  • Abstract: This paper looks at the trade policy landscape of the EU and the wider Europe, with a focus on issues arising from the signature on 27 June 2014 of Deep and Comprehensive Free Trade Agreements (DCFTAs) between the EU and three East European countries (Georgia, Moldova and Ukraine), and actual or prospective issues relating to the customs union of Belarus, Russia and Kazakhstan (BRK), and the Eurasian Economic Union whose founding treaty was signed on 29 May 2014. While the contrived collision between these projects has tragically induced Russia to break all the established international security norms by waging war against Ukraine, the present paper deals essentially with trade policy issues. The huge expansion of intercontinental free trade area negotiations currently underway, in which the EU is an active participant alongside much of the Americas and Asia, stands in contrast with Russia's choice to restrict itself to the Eurasian Economic Union, which is only a marginal extension of its own economy. Alone among the major economies in the world, Russia does not seek to integrate economically with any major economic bloc, which should be a matter of serious concern for Moscow. Within the wider Europe, the EU's DCFTAs with Ukraine, Moldova and Georgia are a major new development, but Russia now threatens trade sanctions against Ukraine in particular, the economic case for which seems unfounded and whose unilateral application would also impair the customs union. The Belarus-Russia-Kazakhstan customs union itself poses several issues of compatibility with the rules of the WTO, which in turn are viewed by the EU as an impediment to discussing possible free trade scenarios with the customs union, although currently there are far more fundamental political impediments to any consideration of such ideas. Nonetheless this paper looks at various long-term scenarios, if only as a reminder that there could be much better alternatives to the present context of conflict around Ukraine.

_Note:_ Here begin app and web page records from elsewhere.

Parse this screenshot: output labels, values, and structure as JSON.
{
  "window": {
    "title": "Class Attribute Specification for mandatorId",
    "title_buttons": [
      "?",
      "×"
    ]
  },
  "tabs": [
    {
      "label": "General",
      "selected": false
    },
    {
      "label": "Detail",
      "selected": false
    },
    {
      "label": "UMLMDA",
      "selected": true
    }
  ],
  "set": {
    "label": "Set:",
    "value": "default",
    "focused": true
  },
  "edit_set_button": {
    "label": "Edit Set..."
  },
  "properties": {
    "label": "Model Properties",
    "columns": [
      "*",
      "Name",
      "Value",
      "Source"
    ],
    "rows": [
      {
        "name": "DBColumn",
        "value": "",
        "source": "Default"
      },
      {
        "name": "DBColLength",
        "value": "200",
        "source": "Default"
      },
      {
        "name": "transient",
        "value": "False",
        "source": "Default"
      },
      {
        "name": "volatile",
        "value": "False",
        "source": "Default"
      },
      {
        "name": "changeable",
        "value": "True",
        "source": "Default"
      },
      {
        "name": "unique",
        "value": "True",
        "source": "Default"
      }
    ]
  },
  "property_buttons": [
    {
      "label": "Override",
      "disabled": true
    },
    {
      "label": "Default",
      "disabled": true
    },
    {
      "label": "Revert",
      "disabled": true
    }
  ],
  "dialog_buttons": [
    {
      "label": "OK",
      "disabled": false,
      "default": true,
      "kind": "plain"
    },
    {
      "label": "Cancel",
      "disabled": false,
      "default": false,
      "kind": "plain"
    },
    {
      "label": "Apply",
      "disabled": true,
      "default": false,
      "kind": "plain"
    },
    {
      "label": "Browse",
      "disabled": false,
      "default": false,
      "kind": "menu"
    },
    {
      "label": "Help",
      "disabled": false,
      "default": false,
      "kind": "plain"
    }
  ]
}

  • Topic: Economics, International Trade and Finance
  • Political Geography: Russia, America, Europe, Ukraine, Kazakhstan, Asia, Georgia
  • Author: Stefano Micossi, Fabrizia Peirce
  • Publication Date: 07-2014
  • Content Type: Policy Brief
  • Institution: Centre for European Policy Studies
  • Abstract: The policy debate about how best to restore growth in the flagging eurozone economy has been plagued by demands from some highly indebted member countries that the Stability and Growth Pact (SGP) be loosened to leave greater room to support the economy with budgetary instruments. These demands have been met with an instant rebuff from the Commission and other financially solid members who argue that loosening the Pact would do little to restore sound growth. This question has also hindered the broader discussion on the need for and content of a renewed growth strategy for the eurozone and the European Union, no least by fuelling fresh mistrust among their member states.
  • Topic: Economics, International Trade and Finance, Reform
  • Political Geography: Europe